Despite tintype photography’s Civil War–era origins, you can hold a magnifying glass to such a photo and see individual threads of clothing. That’s because the image is made of molecular silver crystals, much smaller than pixels, and therefore doesn’t undergo the same blurry degradation that occurs when film or a digital image is zoomed in on or enlarged. It’s Libby Bulloff and Stephen Robinson’s favorite way to take photos in their Pioneer Square studio, Henrietta’s Eye, where the local artists offer portrait sessions to the public and produce their own fine art images.
The quality of the photographs depends on the uncertain effect of each element of the hands-on process—chemicals, light levels, the dark room, and requisite patience—but that’s why Robinson and Bulloff fell in love with the form. That, and the excitement of watching photographs bloom as they pour developing solution over the metal plates, which are used in the old-timey, accordion-like camera instead of film.
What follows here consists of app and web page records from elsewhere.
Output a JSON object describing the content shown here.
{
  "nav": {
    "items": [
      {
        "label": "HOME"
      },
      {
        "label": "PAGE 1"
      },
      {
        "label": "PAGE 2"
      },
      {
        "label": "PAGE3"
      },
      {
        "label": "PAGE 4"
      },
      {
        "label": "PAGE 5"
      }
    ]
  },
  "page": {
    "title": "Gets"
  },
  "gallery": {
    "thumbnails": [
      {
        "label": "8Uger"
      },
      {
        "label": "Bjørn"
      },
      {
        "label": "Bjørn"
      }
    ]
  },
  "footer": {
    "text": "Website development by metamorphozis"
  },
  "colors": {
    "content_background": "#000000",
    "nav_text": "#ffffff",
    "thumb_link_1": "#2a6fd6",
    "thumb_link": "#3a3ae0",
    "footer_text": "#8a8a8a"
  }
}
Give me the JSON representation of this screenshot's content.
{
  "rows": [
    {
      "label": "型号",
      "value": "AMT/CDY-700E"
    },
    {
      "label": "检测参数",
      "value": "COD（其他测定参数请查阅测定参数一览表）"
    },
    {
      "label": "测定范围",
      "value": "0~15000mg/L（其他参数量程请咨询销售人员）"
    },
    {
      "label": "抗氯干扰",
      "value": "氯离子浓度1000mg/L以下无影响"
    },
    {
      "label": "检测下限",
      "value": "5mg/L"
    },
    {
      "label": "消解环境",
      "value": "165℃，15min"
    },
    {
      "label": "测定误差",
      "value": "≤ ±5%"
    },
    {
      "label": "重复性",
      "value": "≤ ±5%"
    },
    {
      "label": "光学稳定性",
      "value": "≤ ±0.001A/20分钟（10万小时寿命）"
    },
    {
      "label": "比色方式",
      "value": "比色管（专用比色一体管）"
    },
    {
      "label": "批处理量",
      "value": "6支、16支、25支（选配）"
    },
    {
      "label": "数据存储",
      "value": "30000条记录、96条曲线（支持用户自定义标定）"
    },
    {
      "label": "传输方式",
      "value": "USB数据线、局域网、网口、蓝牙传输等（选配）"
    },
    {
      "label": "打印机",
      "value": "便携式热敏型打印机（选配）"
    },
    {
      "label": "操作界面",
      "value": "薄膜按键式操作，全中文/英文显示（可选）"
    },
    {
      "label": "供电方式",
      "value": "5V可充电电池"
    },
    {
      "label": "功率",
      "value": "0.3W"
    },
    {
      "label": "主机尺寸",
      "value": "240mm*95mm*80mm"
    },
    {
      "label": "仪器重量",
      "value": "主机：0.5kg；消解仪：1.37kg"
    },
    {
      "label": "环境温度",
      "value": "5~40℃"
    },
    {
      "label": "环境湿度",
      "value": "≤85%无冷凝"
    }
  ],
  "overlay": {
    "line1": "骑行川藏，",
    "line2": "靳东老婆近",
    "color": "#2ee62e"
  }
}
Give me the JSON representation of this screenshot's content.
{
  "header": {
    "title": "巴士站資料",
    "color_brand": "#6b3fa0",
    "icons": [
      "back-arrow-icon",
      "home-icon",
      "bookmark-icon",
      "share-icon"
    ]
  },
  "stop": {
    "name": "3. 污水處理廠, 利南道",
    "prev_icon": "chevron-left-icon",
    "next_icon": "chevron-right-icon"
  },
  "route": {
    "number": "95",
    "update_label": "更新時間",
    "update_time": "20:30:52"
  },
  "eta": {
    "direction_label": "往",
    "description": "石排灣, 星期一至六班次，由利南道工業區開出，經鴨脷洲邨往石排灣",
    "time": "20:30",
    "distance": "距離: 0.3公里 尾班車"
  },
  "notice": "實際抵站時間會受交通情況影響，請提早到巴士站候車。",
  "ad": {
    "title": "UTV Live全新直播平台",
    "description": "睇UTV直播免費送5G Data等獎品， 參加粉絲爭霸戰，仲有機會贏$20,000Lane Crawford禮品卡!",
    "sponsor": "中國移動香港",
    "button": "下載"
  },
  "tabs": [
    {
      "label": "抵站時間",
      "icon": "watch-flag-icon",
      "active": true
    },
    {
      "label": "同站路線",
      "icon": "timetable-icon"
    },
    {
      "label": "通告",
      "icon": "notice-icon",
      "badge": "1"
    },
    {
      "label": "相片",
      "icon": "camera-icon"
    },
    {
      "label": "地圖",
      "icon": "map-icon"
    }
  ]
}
About a week after having your tintype photo taken, you’ll receive a metal plate with the transferred image: a unique handmade heirloom that an iPhone photo just can’t beat.